Boys versus Girls
For centuries, boys have outshone girls in every aspect of schooling – from their first day in formal education, up until the point of graduation at university level. However, the modern trend has seen a sharp shift in achievement levels and girls are now more likely to exceed their male counterparts. Why?
Many teachers and scholars argue that the primary reason for female success is that they tend to read far more often and more broadly than boys do; in recent decades boys have moved away from books and have been drawn towards video games and other technology. There is a strong correlation between reading proficiency and academic success and so it is not surprising that those more inclined to read for pleasure, generally girls, are more likely to succeed.
Generally, girls are also more diligent. They take pleasure in completing homework, learning outside of the classroom and in meeting the expectations of their teachers and parents. This is not to say that boys do not intend to do the same but often they become more easily distracted or deterred by outside factors or, in some cases, are ‘programmed’ to be less persistent.
Linked to this are the differing attitudes boys and girls usually hold with regards to competition and failure. For years, governing bodies have sought to reduce competition in the classroom as research suggested many children weren’t able to cope with the feeling of ‘failure’ often attributed to not coming first. The new British curriculum has stated clearly, in contrast, that competition is a key element of teaching children to reach through the glass ceiling and to persist in the face of a challenge; the argument here is that if parents and teachers nurture children to develop resilience, they will be better equipped to face adult life (and all its peaks and troughs) in the future. Not coming first, not being the best or not outshining the competition, however, are often emotions that boys – biologically programmed to seek that alpha status – are not good at dealing with. Therefore, it is often girls who supersede their male peers in a classroom environment.
Finally, cultural stereotypes can inform children’s attitudes to learning even at a very young age. Boys achieved higher than girls prior to the 1960s and 70s, before a surge in feminism cemented women’s status as equal to men’s. Girls were taught that stupidity was attractive and were given academic guidance based on a limited future in a patriarchal society. As time has moved on, girls have been fortunate enough to witness successful women in all types of fields, inspiring them every day to aim higher and achieve their full potential. In contrast, boys have been left without many young, aspirational role models; if they have no one to relate to, no one to tell them or show them that their education matters – why will they care? Hand in hand with this is the fact that primary schools (in particular) are dominated by female teaching staff and although boys will love, respect and learn from their female teachers, they are once again lacking that example that school is ‘cool’.
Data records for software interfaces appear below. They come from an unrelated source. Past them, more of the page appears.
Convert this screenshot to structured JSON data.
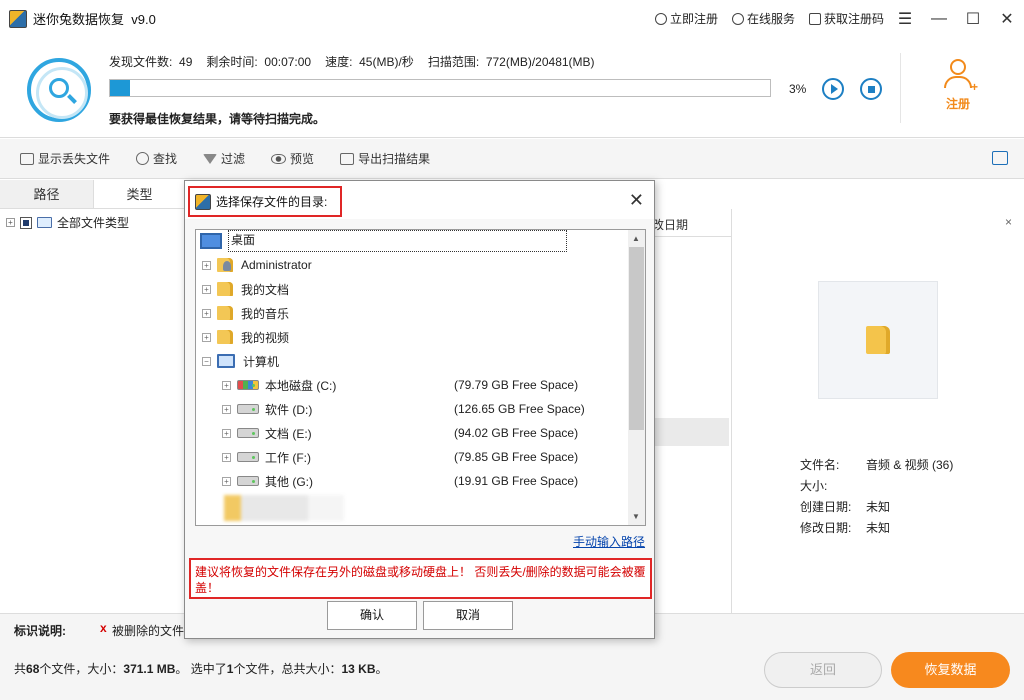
{
  "app": {
    "title": "迷你兔数据恢复",
    "version": "v9.0",
    "links": [
      {
        "icon": "key-icon",
        "label": "立即注册"
      },
      {
        "icon": "headset-icon",
        "label": "在线服务"
      },
      {
        "icon": "cart-icon",
        "label": "获取注册码"
      }
    ],
    "window_controls": {
      "menu": "☰",
      "minimize": "—",
      "maximize": "☐",
      "close": "✕"
    }
  },
  "scan": {
    "found_label": "发现文件数:",
    "found_value": "49",
    "remaining_label": "剩余时间:",
    "remaining_value": "00:07:00",
    "speed_label": "速度:",
    "speed_value": "45(MB)/秒",
    "range_label": "扫描范围:",
    "range_value": "772(MB)/20481(MB)",
    "progress_percent": 3,
    "percent_label": "3%",
    "hint": "要获得最佳恢复结果，请等待扫描完成。",
    "register_label": "注册"
  },
  "toolbar": {
    "show_lost": "显示丢失文件",
    "find": "查找",
    "filter": "过滤",
    "preview": "预览",
    "export": "导出扫描结果"
  },
  "tabs": {
    "path": "路径",
    "type": "类型"
  },
  "tree": {
    "root": "全部文件类型"
  },
  "middle": {
    "col_date": "改日期"
  },
  "preview": {
    "close": "×",
    "filename_label": "文件名:",
    "filename_value": "音频 & 视频 (36)",
    "size_label": "大小:",
    "size_value": "",
    "created_label": "创建日期:",
    "created_value": "未知",
    "modified_label": "修改日期:",
    "modified_value": "未知"
  },
  "legend": {
    "title": "标识说明:",
    "mark": "x",
    "deleted": "被删除的文件"
  },
  "footer": {
    "total_prefix": "共",
    "total_count": "68",
    "total_mid": "个文件，大小：",
    "total_size": "371.1 MB",
    "selected_prefix": "。 选中了",
    "selected_count": "1",
    "selected_mid": "个文件，总共大小：",
    "selected_size": "13 KB",
    "selected_suffix": "。",
    "back": "返回",
    "recover": "恢复数据"
  },
  "dialog": {
    "title": "选择保存文件的目录:",
    "close": "✕",
    "desktop": "桌面",
    "folders": [
      "Administrator",
      "我的文档",
      "我的音乐",
      "我的视频"
    ],
    "computer": "计算机",
    "drives": [
      {
        "name": "本地磁盘 (C:)",
        "space": "(79.79 GB Free Space)"
      },
      {
        "name": "软件 (D:)",
        "space": "(126.65 GB Free Space)"
      },
      {
        "name": "文档 (E:)",
        "space": "(94.02 GB Free Space)"
      },
      {
        "name": "工作 (F:)",
        "space": "(79.85 GB Free Space)"
      },
      {
        "name": "其他 (G:)",
        "space": "(19.91 GB Free Space)"
      }
    ],
    "manual_path": "手动输入路径",
    "warning": "建议将恢复的文件保存在另外的磁盘或移动硬盘上！ 否则丢失/删除的数据可能会被覆盖！",
    "confirm": "确认",
    "cancel": "取消"
  }
}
So what can we do? In my experience it’s about making things relevant to boys as well as girls. When teaching measurement for example, ask them questions such as: Spiderman shoots his web 3m to the first building and 6m to the next – how far has he travelled? Additionally, shower them with opportunities to show case their achievements; look beyond the often less than perfect handwriting and compliment them on the content of what they’ve written. Finally, it is well documented that boys respond extremely well to praise and motivational rewards so give them a goal to work towards, instill that sense of competition and nurture their work ethic, without exposing them to the worries of coming up short.
It’s a difficult topic as it is almost inevitable that by catering to one gender, parents and teachers are neglecting the other. The key? Balance.
The Arcadia Preparatory School is one of the leading British school in Dubai that focuses on developing both male and female student analytical skills to excel in life.
By Emily O’Neill, Year 1 Class Teacher, The Arcadia Preparatory School